Start of Block

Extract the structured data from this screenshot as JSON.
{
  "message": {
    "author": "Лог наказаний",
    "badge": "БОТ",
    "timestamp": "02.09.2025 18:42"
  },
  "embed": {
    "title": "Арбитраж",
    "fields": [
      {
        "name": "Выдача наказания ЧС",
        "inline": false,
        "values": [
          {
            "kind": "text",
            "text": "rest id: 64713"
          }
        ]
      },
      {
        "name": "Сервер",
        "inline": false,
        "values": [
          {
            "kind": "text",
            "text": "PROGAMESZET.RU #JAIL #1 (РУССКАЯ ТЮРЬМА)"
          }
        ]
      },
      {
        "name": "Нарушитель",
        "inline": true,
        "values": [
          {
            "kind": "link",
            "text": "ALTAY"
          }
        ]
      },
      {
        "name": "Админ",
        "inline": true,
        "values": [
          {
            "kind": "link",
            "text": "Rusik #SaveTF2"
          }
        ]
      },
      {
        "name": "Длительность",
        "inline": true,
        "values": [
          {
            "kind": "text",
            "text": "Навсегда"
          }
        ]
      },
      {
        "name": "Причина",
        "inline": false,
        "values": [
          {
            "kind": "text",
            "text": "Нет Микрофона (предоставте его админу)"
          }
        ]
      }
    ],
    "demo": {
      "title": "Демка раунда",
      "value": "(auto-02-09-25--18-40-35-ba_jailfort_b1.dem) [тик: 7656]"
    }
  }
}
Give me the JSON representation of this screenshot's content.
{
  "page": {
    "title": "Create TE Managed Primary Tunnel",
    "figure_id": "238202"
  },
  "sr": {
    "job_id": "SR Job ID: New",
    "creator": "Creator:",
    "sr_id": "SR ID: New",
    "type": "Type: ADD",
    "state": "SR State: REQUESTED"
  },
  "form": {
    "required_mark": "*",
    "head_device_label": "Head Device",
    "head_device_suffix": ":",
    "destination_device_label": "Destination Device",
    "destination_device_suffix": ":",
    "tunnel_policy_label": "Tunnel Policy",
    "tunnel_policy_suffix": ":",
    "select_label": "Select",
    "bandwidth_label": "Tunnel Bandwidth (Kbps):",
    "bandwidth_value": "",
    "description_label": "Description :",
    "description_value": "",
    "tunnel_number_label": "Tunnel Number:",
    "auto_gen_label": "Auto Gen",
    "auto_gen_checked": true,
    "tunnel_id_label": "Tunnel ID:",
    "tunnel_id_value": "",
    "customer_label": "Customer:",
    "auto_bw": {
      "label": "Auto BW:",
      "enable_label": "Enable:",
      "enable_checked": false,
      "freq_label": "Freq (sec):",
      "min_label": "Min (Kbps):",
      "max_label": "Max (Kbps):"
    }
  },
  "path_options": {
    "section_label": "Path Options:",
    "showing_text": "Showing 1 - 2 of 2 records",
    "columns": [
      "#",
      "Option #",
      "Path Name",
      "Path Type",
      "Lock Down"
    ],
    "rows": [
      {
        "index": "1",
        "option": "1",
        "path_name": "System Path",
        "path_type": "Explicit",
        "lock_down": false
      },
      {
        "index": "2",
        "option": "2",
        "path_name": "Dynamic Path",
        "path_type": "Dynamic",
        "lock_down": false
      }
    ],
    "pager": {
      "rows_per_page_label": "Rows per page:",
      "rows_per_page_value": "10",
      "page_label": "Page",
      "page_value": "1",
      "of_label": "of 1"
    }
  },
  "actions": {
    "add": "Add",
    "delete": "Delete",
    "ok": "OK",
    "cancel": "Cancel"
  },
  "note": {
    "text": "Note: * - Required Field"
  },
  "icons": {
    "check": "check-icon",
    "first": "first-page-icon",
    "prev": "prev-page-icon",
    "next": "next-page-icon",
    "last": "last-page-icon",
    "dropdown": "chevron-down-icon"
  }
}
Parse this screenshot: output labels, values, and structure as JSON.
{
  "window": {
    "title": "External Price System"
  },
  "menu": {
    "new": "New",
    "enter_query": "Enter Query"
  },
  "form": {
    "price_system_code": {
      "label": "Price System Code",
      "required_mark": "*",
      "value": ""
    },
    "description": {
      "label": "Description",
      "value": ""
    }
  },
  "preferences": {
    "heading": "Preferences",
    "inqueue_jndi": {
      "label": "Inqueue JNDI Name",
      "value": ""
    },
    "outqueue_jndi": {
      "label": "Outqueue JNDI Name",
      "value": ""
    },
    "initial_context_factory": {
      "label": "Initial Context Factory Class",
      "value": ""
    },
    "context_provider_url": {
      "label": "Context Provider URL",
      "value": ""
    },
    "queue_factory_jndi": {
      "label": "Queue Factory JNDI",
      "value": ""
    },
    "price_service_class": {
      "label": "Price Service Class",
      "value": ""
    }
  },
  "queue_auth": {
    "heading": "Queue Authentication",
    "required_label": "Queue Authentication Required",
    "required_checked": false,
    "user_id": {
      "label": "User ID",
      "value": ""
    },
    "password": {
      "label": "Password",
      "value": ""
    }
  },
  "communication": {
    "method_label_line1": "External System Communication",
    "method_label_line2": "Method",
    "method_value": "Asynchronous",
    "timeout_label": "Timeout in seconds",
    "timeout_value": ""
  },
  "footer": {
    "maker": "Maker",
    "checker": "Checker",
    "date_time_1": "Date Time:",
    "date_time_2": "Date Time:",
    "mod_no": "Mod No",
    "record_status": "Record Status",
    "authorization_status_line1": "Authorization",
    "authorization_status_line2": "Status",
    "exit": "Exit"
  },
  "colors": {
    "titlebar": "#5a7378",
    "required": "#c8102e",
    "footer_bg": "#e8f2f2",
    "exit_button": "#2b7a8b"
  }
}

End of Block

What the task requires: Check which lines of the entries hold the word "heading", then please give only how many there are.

Written answer: 2